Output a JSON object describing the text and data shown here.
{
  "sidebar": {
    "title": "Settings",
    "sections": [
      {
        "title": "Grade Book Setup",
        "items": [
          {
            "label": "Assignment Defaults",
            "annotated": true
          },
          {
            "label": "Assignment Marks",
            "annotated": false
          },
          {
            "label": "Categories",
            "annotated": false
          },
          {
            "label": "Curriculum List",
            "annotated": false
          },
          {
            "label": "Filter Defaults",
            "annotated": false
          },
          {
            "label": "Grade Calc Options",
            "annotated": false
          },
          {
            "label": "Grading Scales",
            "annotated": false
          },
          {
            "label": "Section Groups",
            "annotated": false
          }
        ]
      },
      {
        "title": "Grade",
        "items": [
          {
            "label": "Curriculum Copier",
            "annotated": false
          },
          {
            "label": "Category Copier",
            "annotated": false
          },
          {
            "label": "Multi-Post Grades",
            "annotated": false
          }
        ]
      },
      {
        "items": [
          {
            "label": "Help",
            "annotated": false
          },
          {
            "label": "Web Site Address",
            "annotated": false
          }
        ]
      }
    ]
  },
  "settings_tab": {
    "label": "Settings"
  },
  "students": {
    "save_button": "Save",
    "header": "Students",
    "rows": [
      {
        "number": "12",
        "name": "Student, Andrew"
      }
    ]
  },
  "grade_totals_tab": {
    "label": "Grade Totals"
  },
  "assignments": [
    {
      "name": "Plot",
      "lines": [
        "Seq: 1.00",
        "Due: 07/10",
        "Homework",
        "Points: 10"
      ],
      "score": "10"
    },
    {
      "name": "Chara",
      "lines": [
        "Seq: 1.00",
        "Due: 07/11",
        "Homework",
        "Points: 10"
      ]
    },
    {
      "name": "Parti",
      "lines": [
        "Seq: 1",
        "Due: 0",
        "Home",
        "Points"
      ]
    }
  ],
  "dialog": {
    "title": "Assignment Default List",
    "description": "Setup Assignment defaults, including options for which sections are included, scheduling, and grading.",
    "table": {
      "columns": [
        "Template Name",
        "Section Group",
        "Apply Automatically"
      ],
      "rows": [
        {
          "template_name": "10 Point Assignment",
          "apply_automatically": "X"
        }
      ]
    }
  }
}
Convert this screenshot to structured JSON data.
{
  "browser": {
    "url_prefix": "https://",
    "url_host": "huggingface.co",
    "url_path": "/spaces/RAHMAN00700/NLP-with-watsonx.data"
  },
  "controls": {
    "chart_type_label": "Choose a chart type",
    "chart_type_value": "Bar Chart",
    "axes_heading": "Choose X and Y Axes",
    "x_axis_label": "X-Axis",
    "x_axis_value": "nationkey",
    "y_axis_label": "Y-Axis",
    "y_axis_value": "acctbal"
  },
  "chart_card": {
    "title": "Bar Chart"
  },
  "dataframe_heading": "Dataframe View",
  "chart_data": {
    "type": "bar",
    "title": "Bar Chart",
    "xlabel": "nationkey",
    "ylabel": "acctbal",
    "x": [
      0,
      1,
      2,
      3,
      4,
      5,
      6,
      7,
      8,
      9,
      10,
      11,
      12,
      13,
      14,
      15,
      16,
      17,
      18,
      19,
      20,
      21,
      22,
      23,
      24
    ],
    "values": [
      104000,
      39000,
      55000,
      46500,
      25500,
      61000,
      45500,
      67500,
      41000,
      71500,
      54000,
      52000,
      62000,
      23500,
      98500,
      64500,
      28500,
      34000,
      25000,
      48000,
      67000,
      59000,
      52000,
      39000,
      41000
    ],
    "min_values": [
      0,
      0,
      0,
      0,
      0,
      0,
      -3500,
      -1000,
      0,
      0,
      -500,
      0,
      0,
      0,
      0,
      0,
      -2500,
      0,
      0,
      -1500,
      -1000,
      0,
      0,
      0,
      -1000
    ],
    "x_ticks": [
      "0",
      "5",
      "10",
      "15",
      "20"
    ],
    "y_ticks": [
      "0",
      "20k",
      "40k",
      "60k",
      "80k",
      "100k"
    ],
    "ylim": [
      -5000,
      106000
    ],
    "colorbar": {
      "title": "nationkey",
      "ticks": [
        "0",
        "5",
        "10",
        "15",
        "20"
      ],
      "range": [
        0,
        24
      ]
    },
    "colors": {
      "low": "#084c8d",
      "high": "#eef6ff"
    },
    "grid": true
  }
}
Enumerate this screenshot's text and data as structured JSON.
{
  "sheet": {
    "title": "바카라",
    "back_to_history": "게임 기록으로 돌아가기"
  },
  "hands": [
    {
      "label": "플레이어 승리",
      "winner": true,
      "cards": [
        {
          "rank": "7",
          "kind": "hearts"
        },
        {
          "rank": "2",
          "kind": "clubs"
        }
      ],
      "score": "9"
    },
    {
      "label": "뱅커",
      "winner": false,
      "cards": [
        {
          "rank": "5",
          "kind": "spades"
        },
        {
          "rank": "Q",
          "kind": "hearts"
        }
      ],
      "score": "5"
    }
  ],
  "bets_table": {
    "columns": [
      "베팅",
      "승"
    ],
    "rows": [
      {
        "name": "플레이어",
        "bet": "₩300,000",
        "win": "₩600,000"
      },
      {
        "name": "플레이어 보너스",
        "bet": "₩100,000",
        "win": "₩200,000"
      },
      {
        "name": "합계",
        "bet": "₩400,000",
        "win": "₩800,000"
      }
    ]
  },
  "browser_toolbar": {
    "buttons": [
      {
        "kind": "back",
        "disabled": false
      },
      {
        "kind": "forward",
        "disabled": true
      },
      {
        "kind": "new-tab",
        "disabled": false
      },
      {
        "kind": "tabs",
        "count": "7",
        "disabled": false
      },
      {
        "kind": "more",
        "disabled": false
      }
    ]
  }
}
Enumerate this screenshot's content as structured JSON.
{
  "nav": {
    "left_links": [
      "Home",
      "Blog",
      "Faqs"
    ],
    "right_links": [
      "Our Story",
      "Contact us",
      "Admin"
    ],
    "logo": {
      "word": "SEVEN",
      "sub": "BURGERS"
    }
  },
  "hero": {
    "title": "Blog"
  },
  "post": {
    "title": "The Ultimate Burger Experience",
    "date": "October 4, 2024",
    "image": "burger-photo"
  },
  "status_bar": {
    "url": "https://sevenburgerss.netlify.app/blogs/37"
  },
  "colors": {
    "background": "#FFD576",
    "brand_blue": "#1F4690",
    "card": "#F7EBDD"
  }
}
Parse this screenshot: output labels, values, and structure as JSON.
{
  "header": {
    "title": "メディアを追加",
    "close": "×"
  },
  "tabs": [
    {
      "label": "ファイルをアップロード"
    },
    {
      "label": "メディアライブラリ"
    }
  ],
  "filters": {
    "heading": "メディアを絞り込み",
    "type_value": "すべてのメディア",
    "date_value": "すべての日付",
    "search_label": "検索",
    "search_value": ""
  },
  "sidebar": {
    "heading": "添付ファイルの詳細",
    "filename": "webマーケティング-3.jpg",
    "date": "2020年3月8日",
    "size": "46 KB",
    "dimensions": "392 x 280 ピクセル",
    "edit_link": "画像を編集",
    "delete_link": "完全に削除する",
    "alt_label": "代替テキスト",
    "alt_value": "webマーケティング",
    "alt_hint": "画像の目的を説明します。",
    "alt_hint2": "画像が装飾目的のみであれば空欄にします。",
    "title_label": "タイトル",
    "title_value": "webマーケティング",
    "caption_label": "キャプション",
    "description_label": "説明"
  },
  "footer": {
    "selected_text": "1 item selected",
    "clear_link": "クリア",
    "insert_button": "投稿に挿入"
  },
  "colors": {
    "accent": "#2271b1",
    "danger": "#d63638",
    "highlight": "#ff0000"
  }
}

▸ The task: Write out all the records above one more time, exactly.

▸ Solution:
Output a JSON object describing the text and data shown here.
{
  "sidebar": {
    "title": "Settings",
    "sections": [
      {
        "title": "Grade Book Setup",
        "items": [
          {
            "label": "Assignment Defaults",
            "annotated": true
          },
          {
            "label": "Assignment Marks",
            "annotated": false
          },
          {
            "label": "Categories",
            "annotated": false
          },
          {
            "label": "Curriculum List",
            "annotated": false
          },
          {
            "label": "Filter Defaults",
            "annotated": false
          },
          {
            "label": "Grade Calc Options",
            "annotated": false
          },
          {
            "label": "Grading Scales",
            "annotated": false
          },
          {
            "label": "Section Groups",
            "annotated": false
          }
        ]
      },
      {
        "title": "Grade",
        "items": [
          {
            "label": "Curriculum Copier",
            "annotated": false
          },
          {
            "label": "Category Copier",
            "annotated": false
          },
          {
            "label": "Multi-Post Grades",
            "annotated": false
          }
        ]
      },
      {
        "items": [
          {
            "label": "Help",
            "annotated": false
          },
          {
            "label": "Web Site Address",
            "annotated": false
          }
        ]
      }
    ]
  },
  "settings_tab": {
    "label": "Settings"
  },
  "students": {
    "save_button": "Save",
    "header": "Students",
    "rows": [
      {
        "number": "12",
        "name": "Student, Andrew"
      }
    ]
  },
  "grade_totals_tab": {
    "label": "Grade Totals"
  },
  "assignments": [
    {
      "name": "Plot",
      "lines": [
        "Seq: 1.00",
        "Due: 07/10",
        "Homework",
        "Points: 10"
      ],
      "score": "10"
    },
    {
      "name": "Chara",
      "lines": [
        "Seq: 1.00",
        "Due: 07/11",
        "Homework",
        "Points: 10"
      ]
    },
    {
      "name": "Parti",
      "lines": [
        "Seq: 1",
        "Due: 0",
        "Home",
        "Points"
      ]
    }
  ],
  "dialog": {
    "title": "Assignment Default List",
    "description": "Setup Assignment defaults, including options for which sections are included, scheduling, and grading.",
    "table": {
      "columns": [
        "Template Name",
        "Section Group",
        "Apply Automatically"
      ],
      "rows": [
        {
          "template_name": "10 Point Assignment",
          "apply_automatically": "X"
        }
      ]
    }
  }
}
Convert this screenshot to structured JSON data.
{
  "browser": {
    "url_prefix": "https://",
    "url_host": "huggingface.co",
    "url_path": "/spaces/RAHMAN00700/NLP-with-watsonx.data"
  },
  "controls": {
    "chart_type_label": "Choose a chart type",
    "chart_type_value": "Bar Chart",
    "axes_heading": "Choose X and Y Axes",
    "x_axis_label": "X-Axis",
    "x_axis_value": "nationkey",
    "y_axis_label": "Y-Axis",
    "y_axis_value": "acctbal"
  },
  "chart_card": {
    "title": "Bar Chart"
  },
  "dataframe_heading": "Dataframe View",
  "chart_data": {
    "type": "bar",
    "title": "Bar Chart",
    "xlabel": "nationkey",
    "ylabel": "acctbal",
    "x": [
      0,
      1,
      2,
      3,
      4,
      5,
      6,
      7,
      8,
      9,
      10,
      11,
      12,
      13,
      14,
      15,
      16,
      17,
      18,
      19,
      20,
      21,
      22,
      23,
      24
    ],
    "values": [
      104000,
      39000,
      55000,
      46500,
      25500,
      61000,
      45500,
      67500,
      41000,
      71500,
      54000,
      52000,
      62000,
      23500,
      98500,
      64500,
      28500,
      34000,
      25000,
      48000,
      67000,
      59000,
      52000,
      39000,
      41000
    ],
    "min_values": [
      0,
      0,
      0,
      0,
      0,
      0,
      -3500,
      -1000,
      0,
      0,
      -500,
      0,
      0,
      0,
      0,
      0,
      -2500,
      0,
      0,
      -1500,
      -1000,
      0,
      0,
      0,
      -1000
    ],
    "x_ticks": [
      "0",
      "5",
      "10",
      "15",
      "20"
    ],
    "y_ticks": [
      "0",
      "20k",
      "40k",
      "60k",
      "80k",
      "100k"
    ],
    "ylim": [
      -5000,
      106000
    ],
    "colorbar": {
      "title": "nationkey",
      "ticks": [
        "0",
        "5",
        "10",
        "15",
        "20"
      ],
      "range": [
        0,
        24
      ]
    },
    "colors": {
      "low": "#084c8d",
      "high": "#eef6ff"
    },
    "grid": true
  }
}
Enumerate this screenshot's text and data as structured JSON.
{
  "sheet": {
    "title": "바카라",
    "back_to_history": "게임 기록으로 돌아가기"
  },
  "hands": [
    {
      "label": "플레이어 승리",
      "winner": true,
      "cards": [
        {
          "rank": "7",
          "kind": "hearts"
        },
        {
          "rank": "2",
          "kind": "clubs"
        }
      ],
      "score": "9"
    },
    {
      "label": "뱅커",
      "winner": false,
      "cards": [
        {
          "rank": "5",
          "kind": "spades"
        },
        {
          "rank": "Q",
          "kind": "hearts"
        }
      ],
      "score": "5"
    }
  ],
  "bets_table": {
    "columns": [
      "베팅",
      "승"
    ],
    "rows": [
      {
        "name": "플레이어",
        "bet": "₩300,000",
        "win": "₩600,000"
      },
      {
        "name": "플레이어 보너스",
        "bet": "₩100,000",
        "win": "₩200,000"
      },
      {
        "name": "합계",
        "bet": "₩400,000",
        "win": "₩800,000"
      }
    ]
  },
  "browser_toolbar": {
    "buttons": [
      {
        "kind": "back",
        "disabled": false
      },
      {
        "kind": "forward",
        "disabled": true
      },
      {
        "kind": "new-tab",
        "disabled": false
      },
      {
        "kind": "tabs",
        "count": "7",
        "disabled": false
      },
      {
        "kind": "more",
        "disabled": false
      }
    ]
  }
}
Enumerate this screenshot's content as structured JSON.
{
  "nav": {
    "left_links": [
      "Home",
      "Blog",
      "Faqs"
    ],
    "right_links": [
      "Our Story",
      "Contact us",
      "Admin"
    ],
    "logo": {
      "word": "SEVEN",
      "sub": "BURGERS"
    }
  },
  "hero": {
    "title": "Blog"
  },
  "post": {
    "title": "The Ultimate Burger Experience",
    "date": "October 4, 2024",
    "image": "burger-photo"
  },
  "status_bar": {
    "url": "https://sevenburgerss.netlify.app/blogs/37"
  },
  "colors": {
    "background": "#FFD576",
    "brand_blue": "#1F4690",
    "card": "#F7EBDD"
  }
}
Parse this screenshot: output labels, values, and structure as JSON.
{
  "header": {
    "title": "メディアを追加",
    "close": "×"
  },
  "tabs": [
    {
      "label": "ファイルをアップロード"
    },
    {
      "label": "メディアライブラリ"
    }
  ],
  "filters": {
    "heading": "メディアを絞り込み",
    "type_value": "すべてのメディア",
    "date_value": "すべての日付",
    "search_label": "検索",
    "search_value": ""
  },
  "sidebar": {
    "heading": "添付ファイルの詳細",
    "filename": "webマーケティング-3.jpg",
    "date": "2020年3月8日",
    "size": "46 KB",
    "dimensions": "392 x 280 ピクセル",
    "edit_link": "画像を編集",
    "delete_link": "完全に削除する",
    "alt_label": "代替テキスト",
    "alt_value": "webマーケティング",
    "alt_hint": "画像の目的を説明します。",
    "alt_hint2": "画像が装飾目的のみであれば空欄にします。",
    "title_label": "タイトル",
    "title_value": "webマーケティング",
    "caption_label": "キャプション",
    "description_label": "説明"
  },
  "footer": {
    "selected_text": "1 item selected",
    "clear_link": "クリア",
    "insert_button": "投稿に挿入"
  },
  "colors": {
    "accent": "#2271b1",
    "danger": "#d63638",
    "highlight": "#ff0000"
  }
}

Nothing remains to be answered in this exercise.